HARARE, ZIMBABWE -- The lobby of the Sheraton Hotel in this Zimbabwean capital was thick with emotion on the opening night of an international conference on apartheid last week, as busloads of mostly black delegates began arriving from the airport after flights from Johannesburg.

Exiled South Africans anxiously searched the faces of the visitors and then cried with joy as they fell into the arms of friends from whom they had been separated for years.

Joe Slovo, the white national executive committee member of the outlawed African National Congress, was surrounded by excited delegates, many of whom regard Slovo, who fled South Africa in 1963, as a father figure of the struggle against apartheid.

For four days, Slovo, ANC President Oliver Tambo and senior executive committee member Thabo Mbeki met nearly nonstop with the 200 visiting delegates, discussing the strategy for forcing a transfer of power in South Africa from the 5 million whites to the 23 million blacks.

Although the stated purpose of the conference was to discuss the detention and alleged torture of children in South Africa, it provided an opportunity for the biggest gathering ever of top ANC leaders and other exiled antiapartheid campaigners and black nationalists who still live inside the country.

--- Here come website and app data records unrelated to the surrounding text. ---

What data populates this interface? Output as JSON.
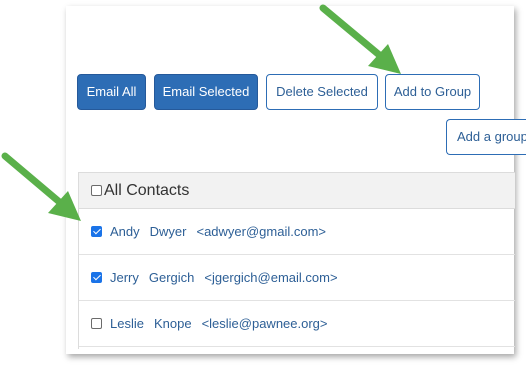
{
  "toolbar": {
    "email_all": "Email All",
    "email_selected": "Email Selected",
    "delete_selected": "Delete Selected",
    "add_to_group": "Add to Group",
    "add_a_group": "Add a group"
  },
  "contacts": {
    "header_label": "All Contacts",
    "header_checked": false,
    "rows": [
      {
        "first": "Andy",
        "last": "Dwyer",
        "email": "<adwyer@gmail.com>",
        "checked": true
      },
      {
        "first": "Jerry",
        "last": "Gergich",
        "email": "<jgergich@email.com>",
        "checked": true
      },
      {
        "first": "Leslie",
        "last": "Knope",
        "email": "<leslie@pawnee.org>",
        "checked": false
      }
    ]
  },
  "colors": {
    "primary": "#2d6db5",
    "link": "#2d5f96",
    "annotation_arrow": "#5ab04a"
  }
}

The meeting illustrated the importance the ANC attaches to its network of continuous contact between black activists in South Africa and those living abroad.

The network functions largely uninterrupted despite constant efforts by South African security police to disrupt it with methods that include surveillance, detention and the seizure of passports of people who are in frequent contact with ANC headquarters in Lusaka, Zambia.

"This conference has been extremely important, not only to get out information about the {detained} children, but for maintaining contact between those inside and outside," Slovo said.

Mbeki said the conference was important because most of the ANC leadership's contact with the inside normally is with senior figures of big organizations, such as the United Democratic Front, a coalition of 700 antiapartheid groups, and the Congress of South African Trade Unions, when they travel abroad.

"This was unusual because it involved a lot of people at the grassroots level. For most of them, it was the first time they had seen us," said Mbeki, whose father, Goven, is serving a life sentence in South Africa for treason.

During the conference, it was disclosed that since July the ANC had rebuffed three attempts by emissaries of the South African government to set up secret meetings between an unidentified Cabinet minister and the banned organization. When the conference ended, the South African delegates met with Tambo.

The meeting was closed to reporters, but two delegates who attended said Tambo, who earlier in a news conference had confirmed the South African overtures, said the ANC was holding to its position that it would not talk with Pretoria until conditions were met, including the release of imprisoned ANC leader Nelson Mandela and other political prisoners and the dismantling of the apartheid system of racial separation.

Tambo, according to one source, also addressed the controversial issue of "necklacing," the grisly slaying ritual in South Africa's black townships in which a gasoline-filled tire is placed around the neck of an accused collaborator and ignited.

According to one delegate, Tambo said press attention to "necklacing" had harmed the ANC's image and asked delegates to urge black militants not to use "that method."

Another delegate said Tambo simply reiterated that the ANC, while not explicitly condemning the practice, did not approve of it. That source said Tambo also urged the delegates to try to defuse fighting between such rival groups as the United Democratic Front and the black consciousness Azanian People's Organization.

Delegates also said Tambo stressed the importance of avoiding racial polarization in a postapartheid South Africa and urged ANC supporters to continue to try to establish a dialogue with liberal whites.

On the question of violence, Tambo is said to have told the delegates that in the case of Zimbabwe, the armed struggle did not end until negotiations between whites and blacks began. He suggested the same should hold true for South Africa.

ANC sources said the session with Tambo was important to the delegates because they will be able to report back authoritatively to their communities on the ANC leadership's current thinking on issues.

Since the leadership cannot visit South Africa, such meetings are one of the few ways that the ANC can get its message home, officials said.

Asked whether the South African government might not try to curtail such contacts by restricting the movements of antiapartheid activists, an ANC source said the danger exists, but at a cost to Pretoria.

"They have a problem. They have to project an image of being reasonable and seeking a dialogue," said the ANC source.